Work request: Starting at the line that holds "Parse this screenshot: output", copy every line exactly through the end of the data, and no others.

==*==

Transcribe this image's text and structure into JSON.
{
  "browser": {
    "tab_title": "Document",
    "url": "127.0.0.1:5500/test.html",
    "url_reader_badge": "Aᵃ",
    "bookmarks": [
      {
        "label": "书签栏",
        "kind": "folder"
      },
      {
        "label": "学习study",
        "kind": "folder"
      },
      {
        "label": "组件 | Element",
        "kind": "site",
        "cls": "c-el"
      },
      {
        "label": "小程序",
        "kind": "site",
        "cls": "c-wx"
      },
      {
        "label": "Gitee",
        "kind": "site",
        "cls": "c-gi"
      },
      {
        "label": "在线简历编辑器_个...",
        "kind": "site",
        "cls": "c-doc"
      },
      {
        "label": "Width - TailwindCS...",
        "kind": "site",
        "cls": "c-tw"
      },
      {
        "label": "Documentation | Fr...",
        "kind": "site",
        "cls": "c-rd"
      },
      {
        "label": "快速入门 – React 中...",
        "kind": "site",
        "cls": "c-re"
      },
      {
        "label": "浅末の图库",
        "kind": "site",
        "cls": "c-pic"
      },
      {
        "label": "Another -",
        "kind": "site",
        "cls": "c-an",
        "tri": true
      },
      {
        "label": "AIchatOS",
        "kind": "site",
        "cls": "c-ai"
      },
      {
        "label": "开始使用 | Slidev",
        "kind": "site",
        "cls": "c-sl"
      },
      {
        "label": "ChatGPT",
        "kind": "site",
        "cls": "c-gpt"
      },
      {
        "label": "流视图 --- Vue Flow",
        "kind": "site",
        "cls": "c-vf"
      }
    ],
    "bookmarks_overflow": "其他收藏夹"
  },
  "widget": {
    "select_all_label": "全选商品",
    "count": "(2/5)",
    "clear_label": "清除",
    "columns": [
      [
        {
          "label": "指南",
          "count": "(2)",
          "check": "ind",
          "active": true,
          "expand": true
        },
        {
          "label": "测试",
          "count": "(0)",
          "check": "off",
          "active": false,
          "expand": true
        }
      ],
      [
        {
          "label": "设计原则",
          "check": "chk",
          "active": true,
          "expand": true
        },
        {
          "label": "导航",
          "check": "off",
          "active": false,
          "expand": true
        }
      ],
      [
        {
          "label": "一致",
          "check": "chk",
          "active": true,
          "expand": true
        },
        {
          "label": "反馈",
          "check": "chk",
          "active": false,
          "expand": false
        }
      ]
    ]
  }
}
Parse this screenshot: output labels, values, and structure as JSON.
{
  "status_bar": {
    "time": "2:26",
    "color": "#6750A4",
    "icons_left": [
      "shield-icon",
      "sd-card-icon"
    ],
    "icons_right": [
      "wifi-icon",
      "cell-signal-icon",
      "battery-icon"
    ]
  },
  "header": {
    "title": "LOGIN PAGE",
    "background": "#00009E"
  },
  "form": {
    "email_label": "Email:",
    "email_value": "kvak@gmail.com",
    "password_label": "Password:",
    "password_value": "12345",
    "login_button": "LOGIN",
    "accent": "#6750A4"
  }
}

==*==

Answer to this problem:
Parse this screenshot: output labels, values, and structure as JSON.
{
  "status_bar": {
    "time": "2:26",
    "color": "#6750A4",
    "icons_left": [
      "shield-icon",
      "sd-card-icon"
    ],
    "icons_right": [
      "wifi-icon",
      "cell-signal-icon",
      "battery-icon"
    ]
  },
  "header": {
    "title": "LOGIN PAGE",
    "background": "#00009E"
  },
  "form": {
    "email_label": "Email:",
    "email_value": "kvak@gmail.com",
    "password_label": "Password:",
    "password_value": "12345",
    "login_button": "LOGIN",
    "accent": "#6750A4"
  }
}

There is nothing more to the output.